By George Brown
This is going to sound like a conversation between Jerry Seinfeld and his buddy, George, while sitting in their favorite booth at Tom’s Restaurant; but sometimes you just have to get something off your mind, and the best way to do that is to talk (or write) about it, even if it does mean a week of isolated incarceration in the travel trailer. So here goes.
Have you ever noticed how women can strike up a conversation with other women in almost any setting? A few years ago my wife changed hairdressers simply because she asked a lady in line at the bureau of motor vehicles who did her hair. In the three minutes they spent together I think they also shared pictures of their grandchildren and talked about getting together for lunch sometime.
Can you imagine a couple of guys doing this? I can just hear myself saying to the guy in front of me at the BMV, “Hey, I really like your haircut. If you don’t mind my asking, who’s your barber?”

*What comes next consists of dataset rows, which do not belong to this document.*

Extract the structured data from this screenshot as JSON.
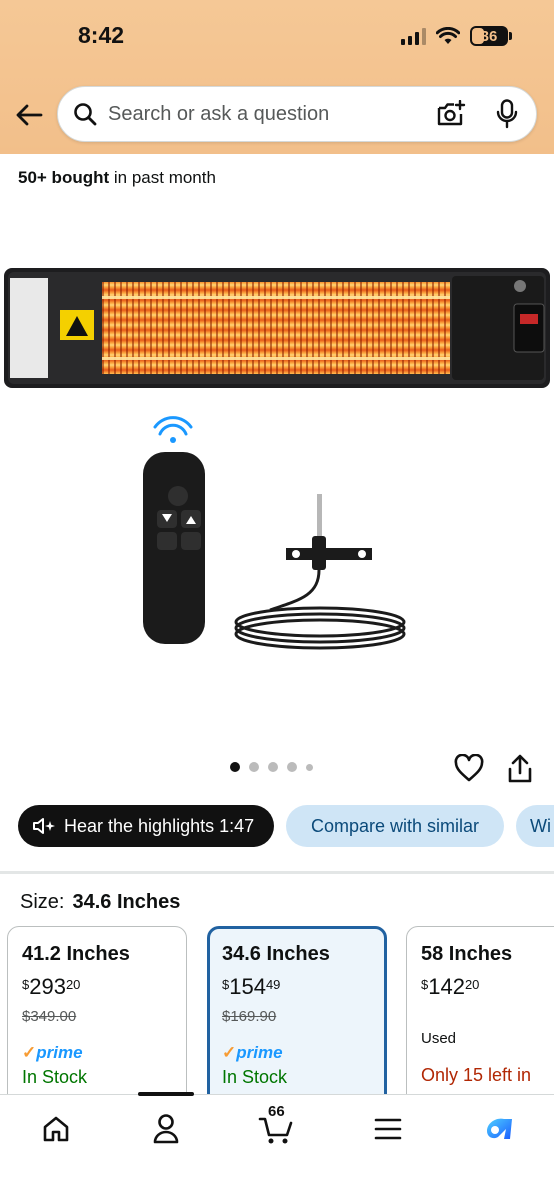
{
  "status_bar": {
    "time": "8:42",
    "battery": "36"
  },
  "search": {
    "placeholder": "Search or ask a question"
  },
  "social_proof": {
    "count": "50+ bought",
    "suffix": " in past month"
  },
  "product_image": {
    "icons": [
      "heater-image",
      "remote-control-image",
      "mounting-bracket-image"
    ]
  },
  "gallery": {
    "total_dots": 5,
    "active_index": 0
  },
  "chips": {
    "highlights": "Hear the highlights 1:47",
    "compare": "Compare with similar",
    "more": "Wi"
  },
  "size": {
    "label": "Size:",
    "value": "34.6 Inches"
  },
  "size_options": [
    {
      "title": "41.2 Inches",
      "price_symbol": "$",
      "price_whole": "293",
      "price_cents": "20",
      "list_price": "$349.00",
      "prime": "prime",
      "availability": "In Stock"
    },
    {
      "title": "34.6 Inches",
      "price_symbol": "$",
      "price_whole": "154",
      "price_cents": "49",
      "list_price": "$169.90",
      "prime": "prime",
      "availability": "In Stock"
    },
    {
      "title": "58 Inches",
      "price_symbol": "$",
      "price_whole": "142",
      "price_cents": "20",
      "condition": "Used",
      "availability": "Only 15 left in"
    }
  ],
  "tabbar": {
    "cart_count": "66"
  },
  "colors": {
    "header_bg": "#f2bf8a",
    "chip_dark": "#111111",
    "chip_light": "#cfe5f6",
    "selected_border": "#2162a1",
    "in_stock": "#007600",
    "low_stock": "#b12704",
    "prime_blue": "#1a98ff"
  }
}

I can tell you for a fact, this would never happen. Guys might exchange cryptic comments about how slow the line is moving, but saying anything more than this would be about as likely as discovering that the man in the moon is actually a woman.
It’s true, women think nothing of striking up a casual conversation with each other anytime, anywhere, about anything; and it doesn’t matter whether they’re in line at the grocery store, trying on shoes, or even in a public restroom.
There is a reason why, when a woman excuses herself from the table in a restaurant to go to the restroom, at least one other woman at the table will say, “Wait, I’ll go with you.” Two women going to the restroom together isn’t about taking care of business, it’s a social affair. Even when meeting a stranger in a public restroom, a woman won’t hesitate (so I’m told) to strike up a conversation. “Oh, I love that shade of lipstick. What is it called? Where did you buy it…and so on.”
Not so with men. First of all, two men would never deliberately go to the restroom together. That’s because their reason for going is to take care of business, not to chitchat with a buddy. And, as for a conversations between two men in a public restroom who don’t know each other…well, let me just say the only noises you will hear in a men’s restroom are the sound of a urinal flushing, the roar of the hand dryer motor, or possibly a grunting noise coming from behind a stall door.
Men do sometimes talk to each other in public places, but these places must be very public, like a park bench outside a gift shop in Gatlinburg. And when these conversations do occur they are always about important stuff, like cars, football, or the weather.
Such conversations usually go something like this. Without making eye contact and as if talking to no one in particular, one guy will say, “Sure is hot today.” And the second guy will nonchalantly respond, “Yeah, sure is.” Then the second guy will say, “Quite a game last night, huh?” And the first guy will respond, “Yeah, sure was.” And that is about as far as the conversation will go. Neither guy will feel compelled to share pictures of his grandchildren with the other, let alone tell his life story. Meanwhile, their wives will come out of the store together chitchatting like lifelong friends and making plans for where the four of them will go for dinner that evening.
I think these differences between men and women have something to do with feelings – mostly that women have lots of feelings and need (or like) to express them, while men, basically, have no feelings, and even if they did they wouldn’t need or want to express them.
This explains why I don’t feel a bit badly about spending a week in the travel trailer for writing this column. And besides, I know in a few days she will feel badly about sending me to the travel trailer and will want me to come back into the house to talk about her feelings.
George Brown is a freelance writer. He and his wife, Yvonne, live in Jackson Township.